Industry had a big stake in proving those scientists wrong. It faced lawsuits from crippled workers and factory neighbors, and feared potential regulation, according to Bryson. Perhaps not coincidentally, in 1935 a Pittsburgh-based research organization called the Mellon Institute launched a study on reducing tooth decay. Two years later its scientists would announce that the magic bullet was fluoride. Among the Mellon Institute's member organizations were Pittsburgh-based Alcoa, U.S. Steel and Westinghouse Electric.
Then, during World War II, Manhattan Project scientists found that to make atomic bombs they needed to use -- and then dispose of -- massive quantities of fluoride. Suddenly both industry and government had fluoride problems, and they wouldn't get any easier during the postwar boom and the nuclear arms race. Fortunately, a handful of scientists were beginning to argue that fluoride in toothpaste and water would help strengthen children's teeth. Chief among them was Harold Hodge, a top government scientist perhaps best known for injecting uranium and plutonium into unsuspecting hospital patients. In 1944, the upstate New York town of Newburgh agreed to be the test case for the fluoridation of public water. Hodge led the experiment.

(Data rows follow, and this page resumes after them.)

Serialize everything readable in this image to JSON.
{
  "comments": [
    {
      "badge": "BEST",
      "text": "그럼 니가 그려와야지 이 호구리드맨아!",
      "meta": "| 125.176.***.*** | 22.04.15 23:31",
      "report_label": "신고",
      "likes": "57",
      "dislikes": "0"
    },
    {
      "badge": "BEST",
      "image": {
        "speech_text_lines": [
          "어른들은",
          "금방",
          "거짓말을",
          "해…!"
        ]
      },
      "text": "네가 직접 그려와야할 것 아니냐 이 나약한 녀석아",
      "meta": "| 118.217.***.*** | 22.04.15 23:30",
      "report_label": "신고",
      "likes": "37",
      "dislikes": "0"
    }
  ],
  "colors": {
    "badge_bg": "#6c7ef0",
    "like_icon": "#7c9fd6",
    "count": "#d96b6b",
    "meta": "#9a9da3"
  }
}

There are too many damning memos, secret experiments, ostracized whistleblowers and, yes, dead bodies to list here. Suffice it to say that Bryson makes a compelling case that water fluoridation is a scam foisted on us by government and business, aimed at making us smile at the name of what is really a serious pollutant. By the time the book is over, it's hard not to look upon your government, and your tap, with deep suspicion. (The Pittsburgh Water and Sewer Authority fluoridates its water, as do many -- but not all -- municipal water suppliers.)
What Bryson doesn't do is show us conclusively that the amount of fluoride ingested by the average tap-water drinker is harmful. In experiments, beagles that breathed fluoride developed emphysema. Young rats that drank heavily fluoridated water became hyperactive or retarded. As for humans, there's no conclusive data -- a fact that seems scandalous in its own right.
If Bryson doesn't quite prove that fluoride is harming us, he makes a very compelling case that our government and big business couldn't care less. That's probably no surprise to many readers, but the boxes of documents unearthed by the award-winning TV, radio and print reporter paint a harrowing picture of utter scorn for the public's well-being. They also show how the nation's research institutions have become puppets of big business and its protectors in government, making it nearly impossible for even well-meaning scientists to speak the truth and be heard.
Bryson argues that it's not even clear that fluoridated water prevents cavities. It does, apparently, fight lawsuits. When Bryson tells the stories of fluoride-pollution victims who've gone to court, only to be defeated by high-powered corporate attorneys who've swayed juries by swilling tap water and waving around toothpaste tubes, our rage is compounded by a sense of helplessness.
Bryson doesn't do much to alleviate that feeling of hopelessness. Though his book is obviously anti-fluoride, he doesn't give the anti-fluoridation movement much ink, suggest that people lobby their water supplier, or even indicate whether screw-on faucet filters take the fluoride out. Maybe that's not the journalist's role, but it leaves the reader feeling thirsty for answers -- and for spring water.